One women described what it was like working in the energy industry, where she found no rest rooms for women and how, when she arrived for her interview to become Vice President, she was told that there were no secretarial vacancies. She talked about her efforts to help the students in the leadership program she manages at a midwestern engineering school have some knowledge about their own biases. It's an uphill battle. Many claim that the Harvard instrument used to uncover bias is clearly flawed - there's nothing biased about them.

Another described spearheading a major marketing campaign only to be told, when travel arrangements were being made, that she'd be in coach because only men flew first class. Luckily, no one passed this on to the person making the travel arrangements.

One member walked out of a performance at the Brooklyn Academy of Music to find herself in the midst of a group of marchers chanting, "I can't breathe." She found herself drawn into the march and joined the group. This sparked a discussion of all the marching and protesting we'd done years ago. We talked about backlash against feminism and how so many younger women seemed to think that they didn't need to do anything because we'd already handled the issue.

We talked about, how, years ago, New York Radical Feminists were clearly divided along ethnic lines. The Lavender Menace united women pretty quickly as a multi-ethnic coalition came together to reject the lesbians.

We talked about how we can always find some way to separate and isolate. Every time we think we've made progress, we are faced with evidence that maybe that just isn't so. People have taken to the streets to bring attention to deaths at the hand of police officers. Attention is being paid to violence against police officers as well. We're at war in more places than I can count. Women are expected to reach salary equity with men in a mere 150 years.

While boarding a bus for yet another march on Washington decades ago, a friend met an woman in her 70s who told her, "I'm doing this now so that you don't have to when you're my age." Well, we are that age now. And many of us have gotten comfortable in our lives and haven't been paying attention. The six of left with a renewed sense of purpose. We will continue and deepen this conversation. We all are deciding how we will reengage in working for change. We will support our sister in educating her students.
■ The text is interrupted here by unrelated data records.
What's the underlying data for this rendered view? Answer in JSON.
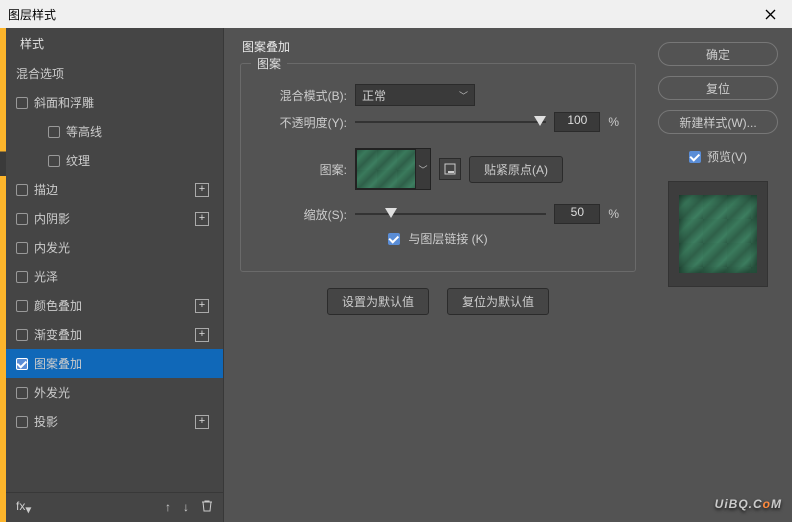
{
  "window": {
    "title": "图层样式"
  },
  "sidebar": {
    "header": "样式",
    "blend_options": "混合选项",
    "items": [
      {
        "label": "斜面和浮雕",
        "checked": false,
        "plus": false,
        "sub": false
      },
      {
        "label": "等高线",
        "checked": false,
        "plus": false,
        "sub": true
      },
      {
        "label": "纹理",
        "checked": false,
        "plus": false,
        "sub": true
      },
      {
        "label": "描边",
        "checked": false,
        "plus": true,
        "sub": false
      },
      {
        "label": "内阴影",
        "checked": false,
        "plus": true,
        "sub": false
      },
      {
        "label": "内发光",
        "checked": false,
        "plus": false,
        "sub": false
      },
      {
        "label": "光泽",
        "checked": false,
        "plus": false,
        "sub": false
      },
      {
        "label": "颜色叠加",
        "checked": false,
        "plus": true,
        "sub": false
      },
      {
        "label": "渐变叠加",
        "checked": false,
        "plus": true,
        "sub": false
      },
      {
        "label": "图案叠加",
        "checked": true,
        "plus": false,
        "sub": false,
        "active": true
      },
      {
        "label": "外发光",
        "checked": false,
        "plus": false,
        "sub": false
      },
      {
        "label": "投影",
        "checked": false,
        "plus": true,
        "sub": false
      }
    ]
  },
  "panel": {
    "title": "图案叠加",
    "group": "图案",
    "blend_mode_label": "混合模式(B):",
    "blend_mode_value": "正常",
    "opacity_label": "不透明度(Y):",
    "opacity_value": "100",
    "percent": "%",
    "pattern_label": "图案:",
    "snap_label": "贴紧原点(A)",
    "scale_label": "缩放(S):",
    "scale_value": "50",
    "link_label": "与图层链接 (K)",
    "defaults_set": "设置为默认值",
    "defaults_reset": "复位为默认值"
  },
  "right": {
    "ok": "确定",
    "cancel": "复位",
    "new_style": "新建样式(W)...",
    "preview": "预览(V)"
  },
  "watermark": {
    "text_a": "UiBQ.C",
    "text_b": "o",
    "text_c": "M"
  }
}
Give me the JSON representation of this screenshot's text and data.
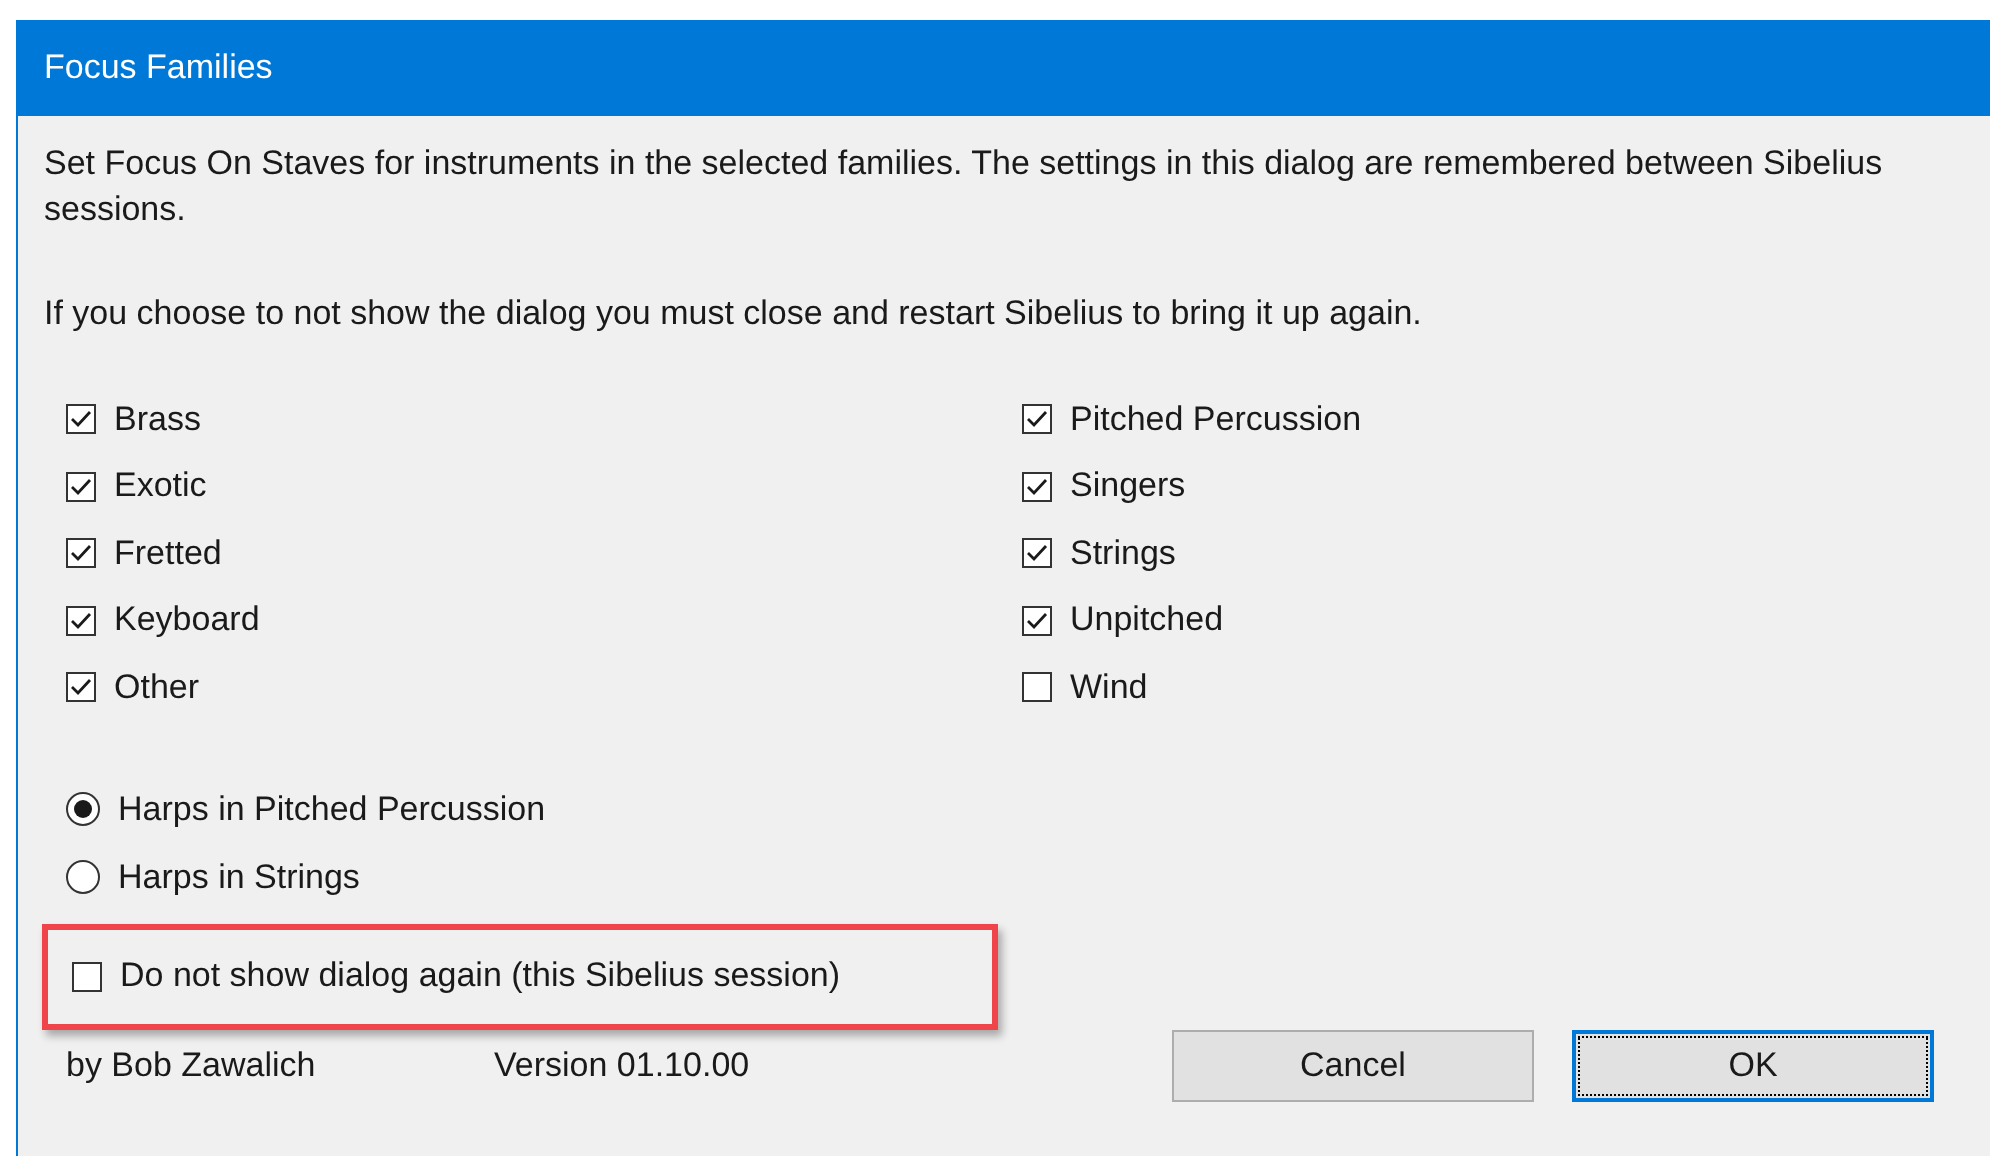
{
  "window": {
    "title": "Focus Families"
  },
  "description": [
    "Set Focus On Staves for instruments in the selected families. The settings in this dialog are remembered between Sibelius sessions.",
    "If you choose to not show the dialog you must close and restart Sibelius to bring it up again."
  ],
  "families": [
    {
      "label": "Brass",
      "checked": true
    },
    {
      "label": "Exotic",
      "checked": true
    },
    {
      "label": "Fretted",
      "checked": true
    },
    {
      "label": "Keyboard",
      "checked": true
    },
    {
      "label": "Other",
      "checked": true
    },
    {
      "label": "Pitched Percussion",
      "checked": true
    },
    {
      "label": "Singers",
      "checked": true
    },
    {
      "label": "Strings",
      "checked": true
    },
    {
      "label": "Unpitched",
      "checked": true
    },
    {
      "label": "Wind",
      "checked": false
    }
  ],
  "harp_options": [
    {
      "label": "Harps in Pitched Percussion",
      "selected": true
    },
    {
      "label": "Harps in Strings",
      "selected": false
    }
  ],
  "do_not_show": {
    "label": "Do not show dialog again (this Sibelius session)",
    "checked": false,
    "highlighted": true
  },
  "footer": {
    "author": "by Bob Zawalich",
    "version": "Version 01.10.00"
  },
  "buttons": [
    {
      "label": "Cancel",
      "default": false
    },
    {
      "label": "OK",
      "default": true
    }
  ]
}
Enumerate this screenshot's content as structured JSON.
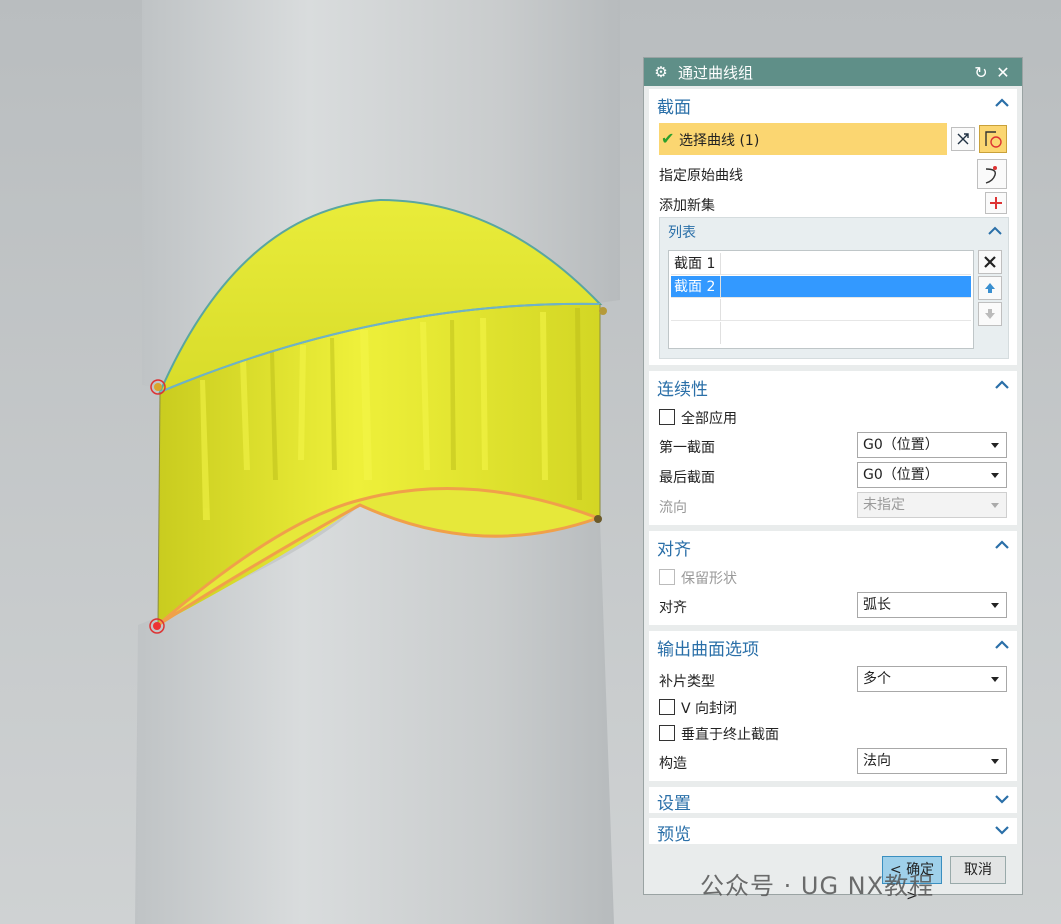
{
  "dialog": {
    "title": "通过曲线组",
    "section": {
      "title": "截面",
      "select_curve": "选择曲线 (1)",
      "specify_origin": "指定原始曲线",
      "add_new_set": "添加新集",
      "list": {
        "title": "列表",
        "items": [
          "截面 1",
          "截面 2"
        ],
        "selected_index": 1
      }
    },
    "continuity": {
      "title": "连续性",
      "apply_all": "全部应用",
      "first_label": "第一截面",
      "first_value": "G0（位置）",
      "last_label": "最后截面",
      "last_value": "G0（位置）",
      "flow_label": "流向",
      "flow_value": "未指定"
    },
    "alignment": {
      "title": "对齐",
      "preserve_shape": "保留形状",
      "align_label": "对齐",
      "align_value": "弧长"
    },
    "output": {
      "title": "输出曲面选项",
      "patch_label": "补片类型",
      "patch_value": "多个",
      "v_closed": "V 向封闭",
      "normal_end": "垂直于终止截面",
      "construct_label": "构造",
      "construct_value": "法向"
    },
    "settings": {
      "title": "设置"
    },
    "preview": {
      "title": "预览"
    },
    "buttons": {
      "ok": "< 确定 >",
      "cancel": "取消"
    }
  },
  "watermark": "公众号 · UG  NX教程",
  "colors": {
    "title_bar": "#5f8f88",
    "section_header": "#2a6fa8",
    "surface_yellow": "#e3e63a",
    "selection_highlight": "#fbd671",
    "list_selected": "#3399ff",
    "curve_orange": "#f0a04a"
  }
}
Maybe our children won't still need to fight these exact same battles when they are seventy.